* [TASK GOAL]: Repeat the entries. Each one must match exactly.
SUPPLIED RECORDS Block Start
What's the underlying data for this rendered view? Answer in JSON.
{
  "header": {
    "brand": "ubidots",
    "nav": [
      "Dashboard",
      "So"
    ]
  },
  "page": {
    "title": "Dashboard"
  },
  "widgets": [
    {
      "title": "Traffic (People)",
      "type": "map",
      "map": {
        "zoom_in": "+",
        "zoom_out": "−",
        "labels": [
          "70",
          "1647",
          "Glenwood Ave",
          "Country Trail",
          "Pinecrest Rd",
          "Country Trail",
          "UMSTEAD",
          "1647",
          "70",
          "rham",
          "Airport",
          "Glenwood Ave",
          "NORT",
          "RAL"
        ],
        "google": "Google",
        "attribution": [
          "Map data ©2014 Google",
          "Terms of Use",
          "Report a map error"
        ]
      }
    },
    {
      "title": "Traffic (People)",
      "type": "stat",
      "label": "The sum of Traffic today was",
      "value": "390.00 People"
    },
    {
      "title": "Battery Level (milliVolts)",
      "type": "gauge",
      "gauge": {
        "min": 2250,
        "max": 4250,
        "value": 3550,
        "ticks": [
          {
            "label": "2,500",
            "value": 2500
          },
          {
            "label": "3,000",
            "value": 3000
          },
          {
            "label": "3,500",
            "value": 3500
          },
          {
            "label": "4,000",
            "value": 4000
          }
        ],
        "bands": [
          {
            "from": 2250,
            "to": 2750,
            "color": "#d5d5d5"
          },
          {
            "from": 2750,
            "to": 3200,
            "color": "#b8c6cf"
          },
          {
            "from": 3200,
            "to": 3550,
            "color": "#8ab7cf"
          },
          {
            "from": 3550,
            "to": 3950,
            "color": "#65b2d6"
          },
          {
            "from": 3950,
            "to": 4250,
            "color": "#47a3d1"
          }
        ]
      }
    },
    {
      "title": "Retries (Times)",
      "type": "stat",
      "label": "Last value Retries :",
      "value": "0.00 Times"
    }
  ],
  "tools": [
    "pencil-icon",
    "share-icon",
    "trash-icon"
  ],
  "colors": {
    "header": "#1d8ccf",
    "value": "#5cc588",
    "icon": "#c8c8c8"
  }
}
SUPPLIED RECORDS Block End
* [RESULT BELOW]:
What's the underlying data for this rendered view? Answer in JSON.
{
  "header": {
    "brand": "ubidots",
    "nav": [
      "Dashboard",
      "So"
    ]
  },
  "page": {
    "title": "Dashboard"
  },
  "widgets": [
    {
      "title": "Traffic (People)",
      "type": "map",
      "map": {
        "zoom_in": "+",
        "zoom_out": "−",
        "labels": [
          "70",
          "1647",
          "Glenwood Ave",
          "Country Trail",
          "Pinecrest Rd",
          "Country Trail",
          "UMSTEAD",
          "1647",
          "70",
          "rham",
          "Airport",
          "Glenwood Ave",
          "NORT",
          "RAL"
        ],
        "google": "Google",
        "attribution": [
          "Map data ©2014 Google",
          "Terms of Use",
          "Report a map error"
        ]
      }
    },
    {
      "title": "Traffic (People)",
      "type": "stat",
      "label": "The sum of Traffic today was",
      "value": "390.00 People"
    },
    {
      "title": "Battery Level (milliVolts)",
      "type": "gauge",
      "gauge": {
        "min": 2250,
        "max": 4250,
        "value": 3550,
        "ticks": [
          {
            "label": "2,500",
            "value": 2500
          },
          {
            "label": "3,000",
            "value": 3000
          },
          {
            "label": "3,500",
            "value": 3500
          },
          {
            "label": "4,000",
            "value": 4000
          }
        ],
        "bands": [
          {
            "from": 2250,
            "to": 2750,
            "color": "#d5d5d5"
          },
          {
            "from": 2750,
            "to": 3200,
            "color": "#b8c6cf"
          },
          {
            "from": 3200,
            "to": 3550,
            "color": "#8ab7cf"
          },
          {
            "from": 3550,
            "to": 3950,
            "color": "#65b2d6"
          },
          {
            "from": 3950,
            "to": 4250,
            "color": "#47a3d1"
          }
        ]
      }
    },
    {
      "title": "Retries (Times)",
      "type": "stat",
      "label": "Last value Retries :",
      "value": "0.00 Times"
    }
  ],
  "tools": [
    "pencil-icon",
    "share-icon",
    "trash-icon"
  ],
  "colors": {
    "header": "#1d8ccf",
    "value": "#5cc588",
    "icon": "#c8c8c8"
  }
}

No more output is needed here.